*** Opening of SOURCE DATA ***
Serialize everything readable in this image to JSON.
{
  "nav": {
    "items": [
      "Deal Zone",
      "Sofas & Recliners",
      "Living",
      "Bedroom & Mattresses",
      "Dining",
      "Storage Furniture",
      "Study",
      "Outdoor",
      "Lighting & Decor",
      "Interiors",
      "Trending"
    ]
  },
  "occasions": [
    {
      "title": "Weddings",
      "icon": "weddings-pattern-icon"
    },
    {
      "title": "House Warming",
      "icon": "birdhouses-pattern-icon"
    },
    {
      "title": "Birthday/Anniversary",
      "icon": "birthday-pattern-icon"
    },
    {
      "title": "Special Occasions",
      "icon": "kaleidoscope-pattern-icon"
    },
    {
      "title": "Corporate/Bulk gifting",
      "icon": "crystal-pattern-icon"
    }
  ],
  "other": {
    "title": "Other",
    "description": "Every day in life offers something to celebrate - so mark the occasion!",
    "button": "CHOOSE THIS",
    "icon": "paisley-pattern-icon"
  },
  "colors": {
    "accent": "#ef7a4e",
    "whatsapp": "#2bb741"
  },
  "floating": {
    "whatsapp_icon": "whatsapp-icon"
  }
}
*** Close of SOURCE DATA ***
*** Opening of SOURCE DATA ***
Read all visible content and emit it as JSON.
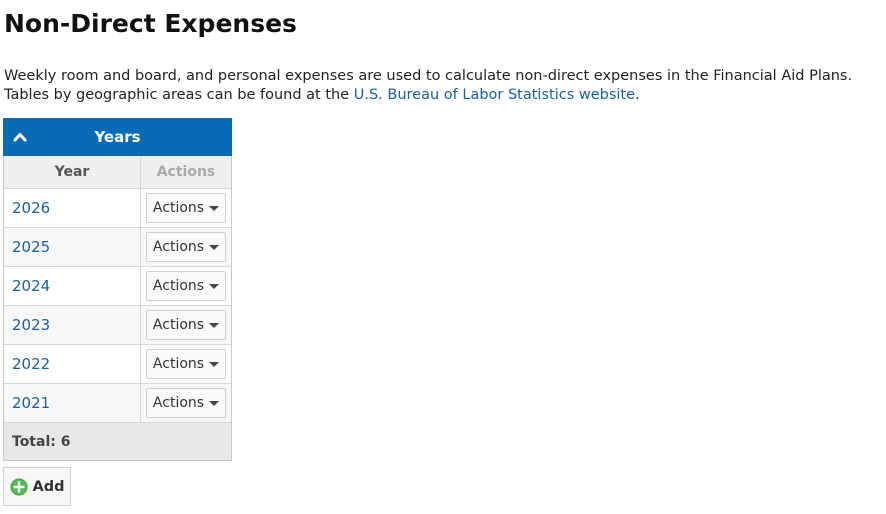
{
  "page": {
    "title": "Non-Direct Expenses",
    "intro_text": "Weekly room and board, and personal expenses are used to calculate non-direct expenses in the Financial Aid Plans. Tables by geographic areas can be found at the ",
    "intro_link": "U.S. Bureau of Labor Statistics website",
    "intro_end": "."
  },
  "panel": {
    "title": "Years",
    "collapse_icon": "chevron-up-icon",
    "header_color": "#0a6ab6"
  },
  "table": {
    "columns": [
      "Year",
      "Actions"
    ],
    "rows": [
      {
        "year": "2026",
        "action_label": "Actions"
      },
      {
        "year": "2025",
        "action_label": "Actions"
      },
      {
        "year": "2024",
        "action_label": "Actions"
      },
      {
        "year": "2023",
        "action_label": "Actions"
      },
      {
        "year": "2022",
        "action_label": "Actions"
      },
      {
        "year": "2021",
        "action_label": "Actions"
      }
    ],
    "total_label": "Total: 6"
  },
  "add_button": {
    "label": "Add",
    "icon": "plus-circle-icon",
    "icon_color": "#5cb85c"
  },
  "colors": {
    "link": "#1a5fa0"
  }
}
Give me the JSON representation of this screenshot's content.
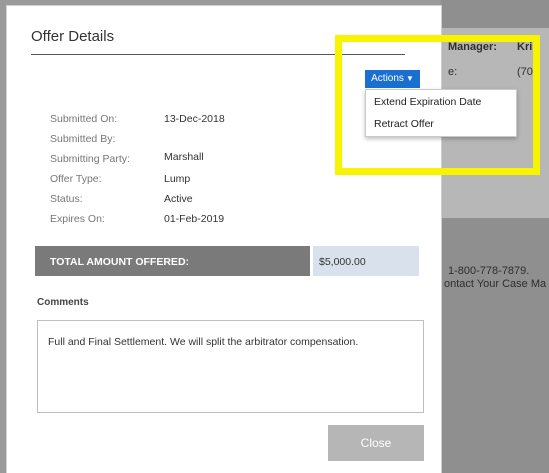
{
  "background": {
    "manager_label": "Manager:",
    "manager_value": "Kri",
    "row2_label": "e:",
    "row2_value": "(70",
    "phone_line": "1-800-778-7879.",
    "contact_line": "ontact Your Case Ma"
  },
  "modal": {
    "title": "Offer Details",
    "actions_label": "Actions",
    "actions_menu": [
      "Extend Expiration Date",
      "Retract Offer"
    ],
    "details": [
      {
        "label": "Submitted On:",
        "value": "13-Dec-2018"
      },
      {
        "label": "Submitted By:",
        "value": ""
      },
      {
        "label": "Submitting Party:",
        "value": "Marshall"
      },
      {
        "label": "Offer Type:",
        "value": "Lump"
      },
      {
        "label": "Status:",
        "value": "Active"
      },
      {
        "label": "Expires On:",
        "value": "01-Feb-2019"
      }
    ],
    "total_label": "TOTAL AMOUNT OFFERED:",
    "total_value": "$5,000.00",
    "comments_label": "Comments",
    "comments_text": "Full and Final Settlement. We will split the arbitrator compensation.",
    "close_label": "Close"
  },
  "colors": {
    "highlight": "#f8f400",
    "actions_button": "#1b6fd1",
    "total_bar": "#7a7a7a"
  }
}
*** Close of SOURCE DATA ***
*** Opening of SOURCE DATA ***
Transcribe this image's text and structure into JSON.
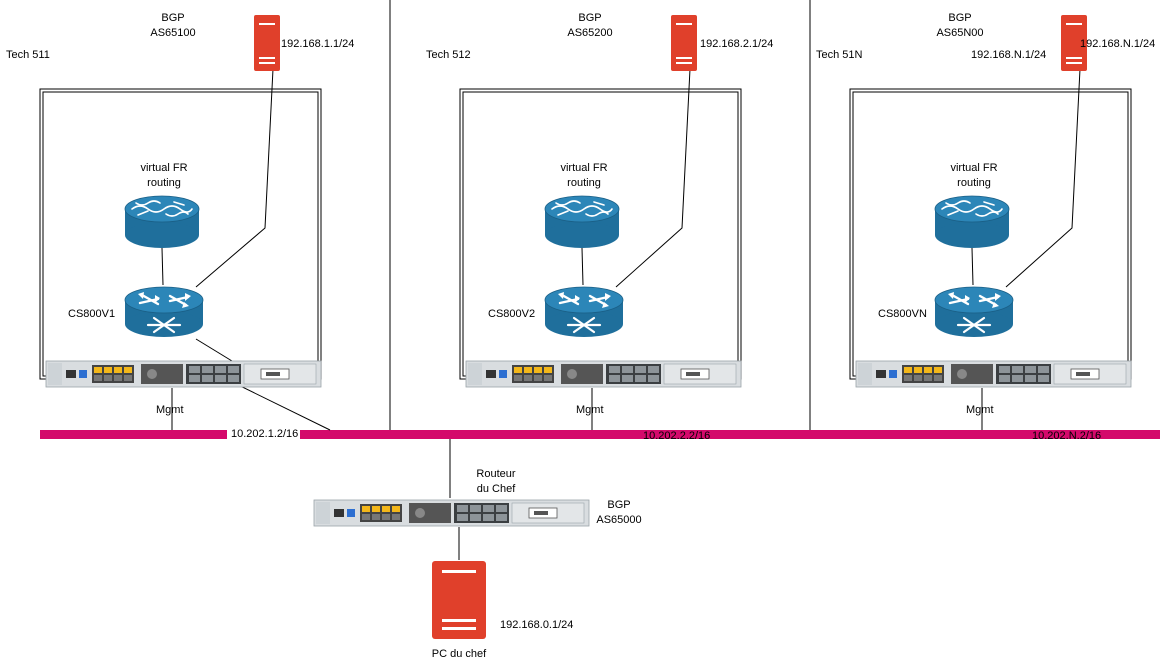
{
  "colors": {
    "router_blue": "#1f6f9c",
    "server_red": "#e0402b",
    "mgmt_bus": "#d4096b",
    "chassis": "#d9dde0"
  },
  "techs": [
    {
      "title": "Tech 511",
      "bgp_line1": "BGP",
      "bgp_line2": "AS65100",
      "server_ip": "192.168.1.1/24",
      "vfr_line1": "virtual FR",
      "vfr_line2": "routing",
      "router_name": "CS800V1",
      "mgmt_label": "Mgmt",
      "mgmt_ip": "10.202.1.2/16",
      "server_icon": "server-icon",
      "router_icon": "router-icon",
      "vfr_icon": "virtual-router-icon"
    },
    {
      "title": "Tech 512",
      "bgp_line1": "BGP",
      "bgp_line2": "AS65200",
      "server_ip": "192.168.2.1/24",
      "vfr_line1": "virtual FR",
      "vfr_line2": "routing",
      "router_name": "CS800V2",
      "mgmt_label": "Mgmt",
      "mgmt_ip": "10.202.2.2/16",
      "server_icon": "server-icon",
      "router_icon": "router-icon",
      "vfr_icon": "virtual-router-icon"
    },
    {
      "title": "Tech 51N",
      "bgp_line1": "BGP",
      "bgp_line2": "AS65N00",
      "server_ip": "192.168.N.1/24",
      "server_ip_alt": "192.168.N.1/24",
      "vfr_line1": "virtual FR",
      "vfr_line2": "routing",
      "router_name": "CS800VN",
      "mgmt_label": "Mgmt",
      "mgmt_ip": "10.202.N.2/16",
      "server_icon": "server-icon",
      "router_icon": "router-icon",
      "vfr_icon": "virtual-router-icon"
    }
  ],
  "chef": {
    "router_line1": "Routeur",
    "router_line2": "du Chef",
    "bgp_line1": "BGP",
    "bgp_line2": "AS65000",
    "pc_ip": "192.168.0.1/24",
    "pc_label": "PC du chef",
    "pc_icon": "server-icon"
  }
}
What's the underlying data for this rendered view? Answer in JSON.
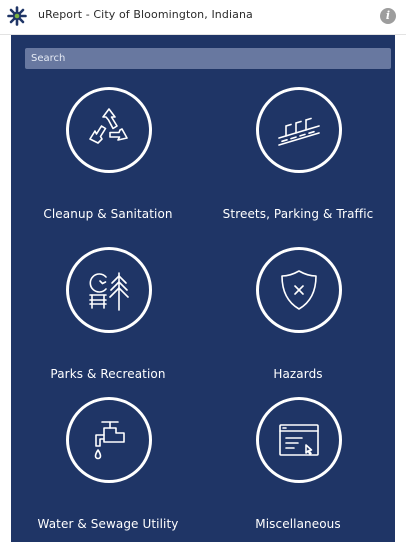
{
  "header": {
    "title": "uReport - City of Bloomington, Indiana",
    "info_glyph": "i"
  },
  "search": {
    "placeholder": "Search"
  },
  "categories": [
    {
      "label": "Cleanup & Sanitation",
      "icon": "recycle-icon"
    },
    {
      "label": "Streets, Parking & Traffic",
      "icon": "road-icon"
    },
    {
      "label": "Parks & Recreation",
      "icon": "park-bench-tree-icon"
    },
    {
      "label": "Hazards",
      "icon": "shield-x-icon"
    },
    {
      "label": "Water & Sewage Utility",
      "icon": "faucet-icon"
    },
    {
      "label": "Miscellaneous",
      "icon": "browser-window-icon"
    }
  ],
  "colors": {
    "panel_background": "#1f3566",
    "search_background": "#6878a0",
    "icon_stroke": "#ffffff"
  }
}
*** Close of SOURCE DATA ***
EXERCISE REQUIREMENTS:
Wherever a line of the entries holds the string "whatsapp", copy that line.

SOLUTION:
    "whatsapp": "#2bb741"
    "whatsapp_icon": "whatsapp-icon"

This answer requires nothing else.